◆ PROBLEM STATEMENT
For the word "JSON", report how many lines of the records below contain it, and nothing more.

◆ DATASET EXTRACT
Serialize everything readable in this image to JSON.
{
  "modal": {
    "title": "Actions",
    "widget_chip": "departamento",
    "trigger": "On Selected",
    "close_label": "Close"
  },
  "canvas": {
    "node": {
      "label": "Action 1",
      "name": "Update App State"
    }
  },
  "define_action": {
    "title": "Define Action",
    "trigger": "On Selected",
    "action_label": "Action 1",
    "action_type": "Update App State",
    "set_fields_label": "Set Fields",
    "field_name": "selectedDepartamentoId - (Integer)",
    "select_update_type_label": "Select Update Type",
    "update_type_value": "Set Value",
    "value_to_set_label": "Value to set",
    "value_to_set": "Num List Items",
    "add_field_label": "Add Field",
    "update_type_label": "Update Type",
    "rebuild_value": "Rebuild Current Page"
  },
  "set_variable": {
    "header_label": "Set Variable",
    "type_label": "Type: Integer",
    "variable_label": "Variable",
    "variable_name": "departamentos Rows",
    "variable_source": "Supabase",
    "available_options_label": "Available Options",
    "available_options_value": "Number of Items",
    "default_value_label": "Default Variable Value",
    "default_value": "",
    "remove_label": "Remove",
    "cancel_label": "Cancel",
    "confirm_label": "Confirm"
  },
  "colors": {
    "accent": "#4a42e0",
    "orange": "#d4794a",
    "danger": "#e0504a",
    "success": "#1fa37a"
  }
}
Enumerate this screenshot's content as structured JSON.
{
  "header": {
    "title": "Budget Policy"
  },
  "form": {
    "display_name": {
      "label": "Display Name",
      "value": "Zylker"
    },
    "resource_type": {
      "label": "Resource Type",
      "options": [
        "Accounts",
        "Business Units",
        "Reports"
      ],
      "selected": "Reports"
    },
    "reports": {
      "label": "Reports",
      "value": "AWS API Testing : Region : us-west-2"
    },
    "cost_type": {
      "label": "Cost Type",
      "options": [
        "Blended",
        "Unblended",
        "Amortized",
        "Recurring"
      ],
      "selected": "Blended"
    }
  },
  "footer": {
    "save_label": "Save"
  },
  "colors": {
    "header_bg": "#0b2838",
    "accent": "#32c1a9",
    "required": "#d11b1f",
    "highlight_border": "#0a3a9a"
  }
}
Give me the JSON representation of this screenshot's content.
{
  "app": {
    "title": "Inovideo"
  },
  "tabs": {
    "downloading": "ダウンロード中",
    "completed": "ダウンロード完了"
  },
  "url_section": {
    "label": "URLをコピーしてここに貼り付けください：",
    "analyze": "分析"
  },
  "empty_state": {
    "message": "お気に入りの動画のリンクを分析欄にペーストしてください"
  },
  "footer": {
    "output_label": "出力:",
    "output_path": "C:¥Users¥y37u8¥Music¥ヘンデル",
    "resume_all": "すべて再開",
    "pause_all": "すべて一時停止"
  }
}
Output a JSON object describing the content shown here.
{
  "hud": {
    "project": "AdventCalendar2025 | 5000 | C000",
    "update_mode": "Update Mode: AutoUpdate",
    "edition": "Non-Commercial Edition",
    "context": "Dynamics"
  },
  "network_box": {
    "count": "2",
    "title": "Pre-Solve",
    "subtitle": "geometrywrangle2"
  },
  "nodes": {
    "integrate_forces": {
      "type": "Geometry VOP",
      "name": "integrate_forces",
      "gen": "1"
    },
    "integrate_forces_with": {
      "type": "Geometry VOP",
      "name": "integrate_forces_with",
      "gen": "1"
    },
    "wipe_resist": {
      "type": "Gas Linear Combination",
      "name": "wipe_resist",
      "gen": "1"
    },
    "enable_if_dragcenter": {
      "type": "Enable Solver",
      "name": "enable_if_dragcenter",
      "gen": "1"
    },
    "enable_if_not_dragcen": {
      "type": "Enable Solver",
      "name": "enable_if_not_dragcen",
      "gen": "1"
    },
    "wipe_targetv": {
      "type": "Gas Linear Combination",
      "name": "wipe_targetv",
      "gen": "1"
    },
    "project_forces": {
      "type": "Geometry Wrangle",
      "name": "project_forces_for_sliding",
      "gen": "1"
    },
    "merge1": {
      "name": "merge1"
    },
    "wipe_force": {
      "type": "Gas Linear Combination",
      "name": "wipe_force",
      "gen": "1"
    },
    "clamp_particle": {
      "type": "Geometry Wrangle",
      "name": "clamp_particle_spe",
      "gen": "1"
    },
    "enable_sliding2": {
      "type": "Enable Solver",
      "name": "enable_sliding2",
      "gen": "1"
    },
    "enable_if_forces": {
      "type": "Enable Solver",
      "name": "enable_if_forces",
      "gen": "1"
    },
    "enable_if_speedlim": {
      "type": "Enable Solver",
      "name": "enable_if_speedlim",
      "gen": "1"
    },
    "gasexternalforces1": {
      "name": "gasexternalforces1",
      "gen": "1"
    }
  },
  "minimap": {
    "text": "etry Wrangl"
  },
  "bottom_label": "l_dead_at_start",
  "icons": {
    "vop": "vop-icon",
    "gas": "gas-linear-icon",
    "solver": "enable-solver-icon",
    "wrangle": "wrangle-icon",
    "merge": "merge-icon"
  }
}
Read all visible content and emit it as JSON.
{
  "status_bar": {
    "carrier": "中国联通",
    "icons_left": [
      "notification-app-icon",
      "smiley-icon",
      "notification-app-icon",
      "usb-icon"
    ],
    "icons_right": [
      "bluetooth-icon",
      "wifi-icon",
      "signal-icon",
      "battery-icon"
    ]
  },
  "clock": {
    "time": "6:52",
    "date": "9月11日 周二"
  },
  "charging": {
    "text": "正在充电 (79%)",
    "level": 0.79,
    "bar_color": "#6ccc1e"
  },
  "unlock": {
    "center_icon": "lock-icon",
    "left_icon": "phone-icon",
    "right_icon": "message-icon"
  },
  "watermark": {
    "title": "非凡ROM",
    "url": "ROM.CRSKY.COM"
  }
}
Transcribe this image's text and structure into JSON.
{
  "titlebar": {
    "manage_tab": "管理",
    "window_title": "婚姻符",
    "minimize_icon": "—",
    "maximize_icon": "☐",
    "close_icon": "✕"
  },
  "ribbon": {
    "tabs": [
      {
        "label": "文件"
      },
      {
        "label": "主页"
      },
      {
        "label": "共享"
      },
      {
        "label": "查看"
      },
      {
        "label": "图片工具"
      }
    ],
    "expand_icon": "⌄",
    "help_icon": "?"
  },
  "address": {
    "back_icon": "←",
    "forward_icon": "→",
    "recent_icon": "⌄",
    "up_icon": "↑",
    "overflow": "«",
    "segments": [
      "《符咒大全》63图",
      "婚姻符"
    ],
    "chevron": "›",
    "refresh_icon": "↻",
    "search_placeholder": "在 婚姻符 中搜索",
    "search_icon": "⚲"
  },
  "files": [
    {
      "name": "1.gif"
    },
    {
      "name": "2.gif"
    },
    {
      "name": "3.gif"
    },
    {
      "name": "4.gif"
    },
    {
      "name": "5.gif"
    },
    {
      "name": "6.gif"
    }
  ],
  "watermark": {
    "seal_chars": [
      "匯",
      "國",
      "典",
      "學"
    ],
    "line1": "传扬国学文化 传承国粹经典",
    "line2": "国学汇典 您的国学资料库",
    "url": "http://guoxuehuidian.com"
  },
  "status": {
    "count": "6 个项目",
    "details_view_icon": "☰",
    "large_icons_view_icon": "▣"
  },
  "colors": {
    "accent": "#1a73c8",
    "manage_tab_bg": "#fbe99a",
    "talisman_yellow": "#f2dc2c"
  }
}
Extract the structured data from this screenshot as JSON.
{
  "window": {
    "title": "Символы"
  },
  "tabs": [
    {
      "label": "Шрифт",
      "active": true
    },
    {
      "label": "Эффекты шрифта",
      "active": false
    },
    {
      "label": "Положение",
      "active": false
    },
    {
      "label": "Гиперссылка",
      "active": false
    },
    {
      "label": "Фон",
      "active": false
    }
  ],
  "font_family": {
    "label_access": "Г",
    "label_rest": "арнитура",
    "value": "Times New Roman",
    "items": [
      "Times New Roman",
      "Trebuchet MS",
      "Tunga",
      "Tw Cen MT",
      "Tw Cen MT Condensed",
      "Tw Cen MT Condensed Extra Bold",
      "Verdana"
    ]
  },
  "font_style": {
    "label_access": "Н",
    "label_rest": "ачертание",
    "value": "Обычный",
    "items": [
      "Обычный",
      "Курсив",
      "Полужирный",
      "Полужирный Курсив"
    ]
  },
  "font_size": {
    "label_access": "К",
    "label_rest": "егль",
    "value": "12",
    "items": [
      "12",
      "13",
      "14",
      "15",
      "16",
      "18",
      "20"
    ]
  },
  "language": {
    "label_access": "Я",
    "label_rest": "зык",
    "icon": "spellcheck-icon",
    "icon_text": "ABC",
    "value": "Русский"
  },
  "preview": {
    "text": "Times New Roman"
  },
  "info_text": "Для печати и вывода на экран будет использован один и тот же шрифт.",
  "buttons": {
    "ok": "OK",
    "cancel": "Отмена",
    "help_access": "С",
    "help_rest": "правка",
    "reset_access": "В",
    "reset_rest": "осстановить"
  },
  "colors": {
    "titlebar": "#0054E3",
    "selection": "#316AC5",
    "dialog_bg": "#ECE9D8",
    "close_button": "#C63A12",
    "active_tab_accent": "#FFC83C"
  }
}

◆ ANSWER TO THE EXERCISE
7